Jonathan Lovestedt, a fellow project manager at Paragus who joined in July, said it was the employee-ownership structure that drew him to work there.

“I was looking for a place that valued employees a little bit more than just a seat,” he said. “At previous companies I worked with, you felt very replaceable, so I wanted to come here where you have more input on things, where you have more of an investment in the company.”

The company traces its origins to 2003, when Bean was still a high school student, helping individuals set up computers in their own homes. The company later switched to helping businesses and acquired its current name, Paragus, in 2011, something Bean says comes from a variety of factors such as the name of his dog, Gus, and one of the Hadley’s signature agricultural products, asparagus.

“It did check the box of being this kind of unique word that we could define, and it has definitely served its purpose,” Bean said.

Since then, Paragus has made several acquisitions and has opened up a second office in Worcester, with a total of 65 employees in both offices.
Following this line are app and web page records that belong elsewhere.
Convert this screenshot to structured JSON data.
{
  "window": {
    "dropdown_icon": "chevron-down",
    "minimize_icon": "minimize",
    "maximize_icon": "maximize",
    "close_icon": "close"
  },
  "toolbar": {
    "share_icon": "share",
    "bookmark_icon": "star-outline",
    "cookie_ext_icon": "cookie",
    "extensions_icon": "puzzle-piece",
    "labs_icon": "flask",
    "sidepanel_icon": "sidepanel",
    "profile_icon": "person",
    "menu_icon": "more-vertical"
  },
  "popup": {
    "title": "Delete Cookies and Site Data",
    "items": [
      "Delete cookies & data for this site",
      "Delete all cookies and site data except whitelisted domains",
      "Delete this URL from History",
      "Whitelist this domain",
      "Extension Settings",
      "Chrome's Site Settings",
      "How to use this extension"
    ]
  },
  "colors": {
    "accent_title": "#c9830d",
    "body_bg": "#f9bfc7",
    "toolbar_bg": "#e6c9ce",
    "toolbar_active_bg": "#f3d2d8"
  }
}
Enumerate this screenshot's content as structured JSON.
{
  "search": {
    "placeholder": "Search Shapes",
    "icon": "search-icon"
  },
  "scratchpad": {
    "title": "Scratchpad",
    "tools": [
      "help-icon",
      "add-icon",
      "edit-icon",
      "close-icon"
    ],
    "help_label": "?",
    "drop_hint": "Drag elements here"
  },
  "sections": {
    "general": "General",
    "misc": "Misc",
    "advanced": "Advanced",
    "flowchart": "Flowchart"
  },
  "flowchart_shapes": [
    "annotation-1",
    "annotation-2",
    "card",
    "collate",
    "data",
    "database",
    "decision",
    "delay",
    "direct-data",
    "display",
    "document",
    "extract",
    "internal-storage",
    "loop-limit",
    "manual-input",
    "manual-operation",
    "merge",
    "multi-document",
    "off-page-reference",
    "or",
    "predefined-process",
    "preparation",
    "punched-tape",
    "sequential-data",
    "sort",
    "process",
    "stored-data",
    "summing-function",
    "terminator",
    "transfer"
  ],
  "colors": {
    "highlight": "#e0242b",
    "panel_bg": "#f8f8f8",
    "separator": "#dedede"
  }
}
Bean said that the reasons he decided to make the company employee-owned partially stemmed from a philosophical belief in a more equitable way of running a company.

“I’ve always been discouraged by the significant growing disparity between the 1% and everybody else,” Bean said. “That’s not really reflective of what I see in most company cultures, where people are all working really hard and I feel like should be able to benefit in a more significant way.”

Bean also said have the ESOP in place also gives Paragus a significant edge when acquiring other companies, competing against other, larger private-equity firms.

“We need to be able to level the playing field with private equity,” he said. “The ESOP gives us a couple of tools that allow us to now compete with them fairly so that we can make as good a deal for the seller as the private equity group can in most cases.”

Alexander MacDougall can be reached at amacdougall@gazettenet.com.